8 Tips for Bathing Your Cat
No pet is crazy about bath time, so giving your cat a bath can be a tedious undertaking. While your fluffy feline can maintain their hygiene just fine on their own, a bath can be necessary if they get into something around the house or get dirty outside.
To make clean up easier on both of you, follow these 8 simple tips for how to bathe your cat.
- Start Calm – Start the bathing process when your cat is in their most mellow state. If possible, play with your cat and wear them out before you get them into the tub or sink. You may want to trim kitty’s nails before bath time to avoid scratches, but this should be done at least a few hours ahead of time so they are able to calm down before the bath.
- Be Prepared – Being ready for bath time is key to keeping it quick and simple, so make sure you have everything ready before you get kitty into the tub or sink. Set out the shampoo, a couple of towels and a non-slip mat for the tub so it’s easier for your cat to stand up, which will help ease their stress.
- Respect Their Fears – Generally, cats dislike water.
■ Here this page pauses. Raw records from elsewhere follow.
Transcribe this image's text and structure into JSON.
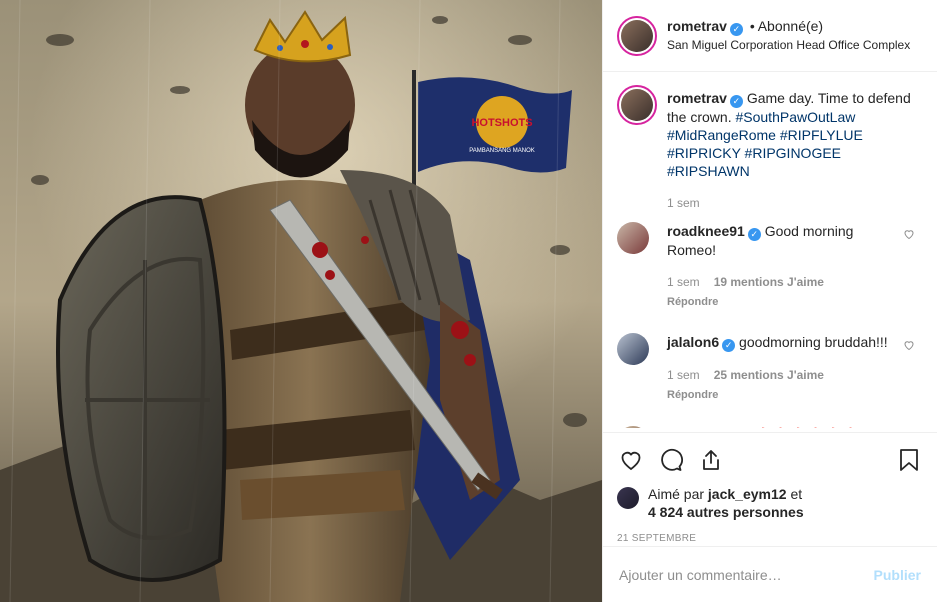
{
  "post": {
    "username": "rometrav",
    "verified_mark": "✓",
    "separator": "•",
    "follow_status": "Abonné(e)",
    "location": "San Miguel Corporation Head Office Complex",
    "image_flag_text": "HOTSHOTS",
    "image_flag_subtext": "PAMBANSANG MANOK"
  },
  "caption": {
    "username": "rometrav",
    "text": "Game day. Time to defend the crown.",
    "hashtags": "#SouthPawOutLaw #MidRangeRome #RIPFLYLUE #RIPRICKY #RIPGINOGEE #RIPSHAWN",
    "time": "1 sem"
  },
  "comments": [
    {
      "username": "roadknee91",
      "text": "Good morning Romeo!",
      "time": "1 sem",
      "likes": "19 mentions J'aime",
      "reply": "Répondre"
    },
    {
      "username": "jalalon6",
      "text": "goodmorning bruddah!!!",
      "time": "1 sem",
      "likes": "25 mentions J'aime",
      "reply": "Répondre"
    },
    {
      "username": "kingjames",
      "text": "🔥🔥🔥🔥🔥🔥"
    }
  ],
  "actions": {
    "liked_by_prefix": "Aimé par",
    "liked_by_user": "jack_eym12",
    "liked_by_and": "et",
    "others": "4 824 autres personnes",
    "date": "21 SEPTEMBRE"
  },
  "add_comment": {
    "placeholder": "Ajouter un commentaire…",
    "publish_label": "Publier"
  }
}
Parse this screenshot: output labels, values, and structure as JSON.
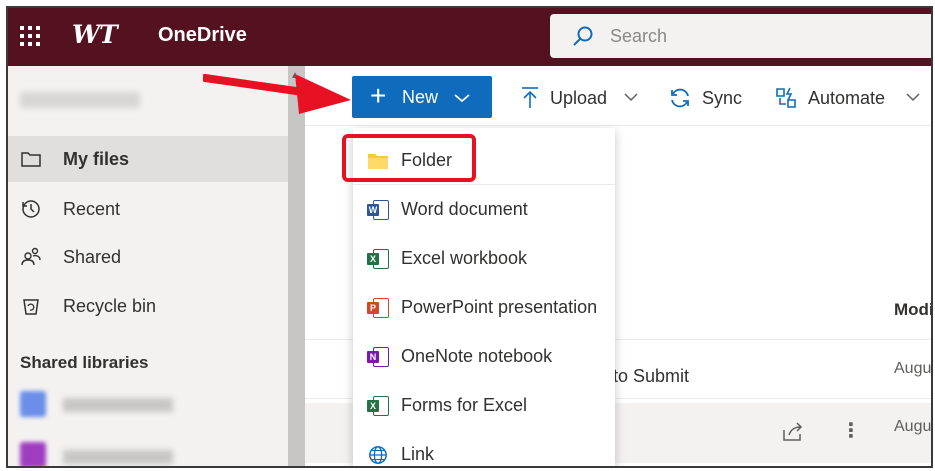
{
  "app": {
    "brand": "WT",
    "name": "OneDrive"
  },
  "search": {
    "placeholder": "Search"
  },
  "sidebar": {
    "user_name": "",
    "items": [
      {
        "label": "My files",
        "icon": "folder-icon",
        "active": true
      },
      {
        "label": "Recent",
        "icon": "clock-icon",
        "active": false
      },
      {
        "label": "Shared",
        "icon": "people-icon",
        "active": false
      },
      {
        "label": "Recycle bin",
        "icon": "recycle-bin-icon",
        "active": false
      }
    ],
    "shared_libraries_heading": "Shared libraries"
  },
  "toolbar": {
    "new_label": "New",
    "upload_label": "Upload",
    "sync_label": "Sync",
    "automate_label": "Automate"
  },
  "new_menu": {
    "items": [
      {
        "label": "Folder",
        "icon": "folder-icon"
      },
      {
        "label": "Word document",
        "icon": "word-icon"
      },
      {
        "label": "Excel workbook",
        "icon": "excel-icon"
      },
      {
        "label": "PowerPoint presentation",
        "icon": "powerpoint-icon"
      },
      {
        "label": "OneNote notebook",
        "icon": "onenote-icon"
      },
      {
        "label": "Forms for Excel",
        "icon": "forms-excel-icon"
      },
      {
        "label": "Link",
        "icon": "globe-icon"
      }
    ]
  },
  "file_list": {
    "modified_header": "Modi",
    "rows": [
      {
        "name_fragment": "to Submit",
        "modified": "Augus"
      },
      {
        "name_fragment": "",
        "modified": "Augus"
      }
    ]
  },
  "colors": {
    "topbar": "#54111f",
    "accent": "#0f6cbd",
    "highlight": "#e81123"
  }
}
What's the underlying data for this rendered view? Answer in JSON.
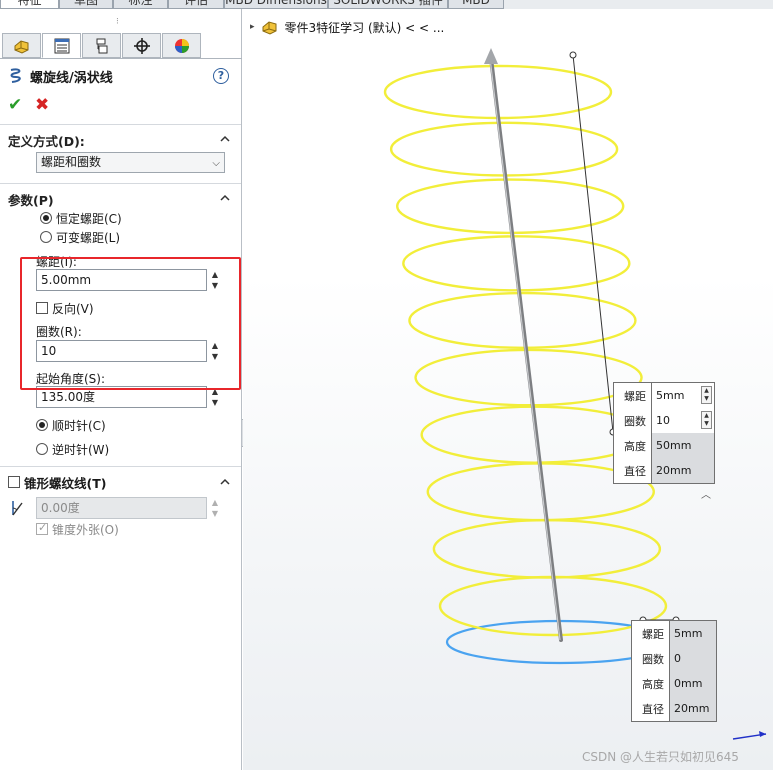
{
  "top_tabs": [
    {
      "label": "特征"
    },
    {
      "label": "草图"
    },
    {
      "label": "标注"
    },
    {
      "label": "评估"
    },
    {
      "label": "MBD Dimensions"
    },
    {
      "label": "SOLIDWORKS 插件"
    },
    {
      "label": "MBD"
    }
  ],
  "property_manager": {
    "grip": "⁝",
    "tab_icons": [
      "feature-manager-icon",
      "property-manager-icon",
      "configuration-manager-icon",
      "dimxpert-icon",
      "appearance-icon"
    ],
    "title": "螺旋线/涡状线",
    "help_glyph": "?",
    "ok_glyph": "✔",
    "cancel_glyph": "✖",
    "definition": {
      "heading": "定义方式(D):",
      "selected": "螺距和圈数"
    },
    "parameters": {
      "heading": "参数(P)",
      "pitch_mode_options": [
        {
          "label": "恒定螺距(C)",
          "selected": true
        },
        {
          "label": "可变螺距(L)",
          "selected": false
        }
      ],
      "pitch_label": "螺距(I):",
      "pitch_value": "5.00mm",
      "reverse_label": "反向(V)",
      "reverse_checked": false,
      "revolutions_label": "圈数(R):",
      "revolutions_value": "10",
      "start_angle_label": "起始角度(S):",
      "start_angle_value": "135.00度",
      "direction_options": [
        {
          "label": "顺时针(C)",
          "selected": true
        },
        {
          "label": "逆时针(W)",
          "selected": false
        }
      ]
    },
    "taper": {
      "heading": "锥形螺纹线(T)",
      "checked": false,
      "angle_value": "0.00度",
      "taper_outward_label": "锥度外张(O)",
      "taper_outward_checked": true
    }
  },
  "feature_tree": {
    "expand_glyph": "▸",
    "part_label": "零件3特征学习 (默认) < < ..."
  },
  "callout_top": {
    "rows": [
      {
        "key": "螺距",
        "value": "5mm"
      },
      {
        "key": "圈数",
        "value": "10"
      },
      {
        "key": "高度",
        "value": "50mm"
      },
      {
        "key": "直径",
        "value": "20mm"
      }
    ]
  },
  "callout_bottom": {
    "rows": [
      {
        "key": "螺距",
        "value": "5mm"
      },
      {
        "key": "圈数",
        "value": "0"
      },
      {
        "key": "高度",
        "value": "0mm"
      },
      {
        "key": "直径",
        "value": "20mm"
      }
    ]
  },
  "colors": {
    "helix": "#f2ee3a",
    "start_ring": "#4aa3f0",
    "highlight_box": "#e8262b"
  },
  "watermark": "CSDN @人生若只如初见645"
}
When bathing kitty, never place them in standing water or pour water over their face and ears. Wash them from the neck down. It also helps to talk quietly to them in a reassuring voice during the bath. Don’t worry—they will let you know when and if they are not happy with the situation.
- Brush First – Brushing your cat before bath time will help remove any loose hair, knots or tangles in their fur, and make it easier to get them clean during the bath. Trying to brush your cat after the bath will be much more difficult and can be painful for them.
- Shampoo Session – Make sure you use cat shampoo for washing. Human shampoo or detergents can be dangerous for your feline friend and dry out, irritate or even burn their skin. Remember to lather in the direction of their fur to avoid tangles or causing them pain. Also, try to keep shampoo away from their face, eyes and ears. If you must wash their face, use a damp cloth that is free of shampoo and be very gentle.
- Rinse – Rinsing your cat is easiest with a low-stream hose or a pitcher. Make sure to rinse thoroughly with lukewarm water, as any left over shampoo residue will irritate your cat’s skin when it dries. Multiple rinses may be required to fully wash out the shampoo—expect a few more if your cat has a long, thick hair.
- Dry Off – Now that bath time is over, grab a big towel to wrap your cat in to dry off. If your cat doesn’t mind, you can also use a blow dryer on low heat to dry their fur.
- Treat Time – After all is said and done, rewarding your cat is key to helping kitty tolerate and even get comfortable with baths. A treat will associate bath time as a positive experience, and make it easier to accomplish in the future. Not to mention, they deserve a treat after all of that!
Giving your cat a bath may always be a challenge, but establishing a routine and rewarding your cat’s bravery with treats and praise will go a long way in making bath time a little easier on both of you.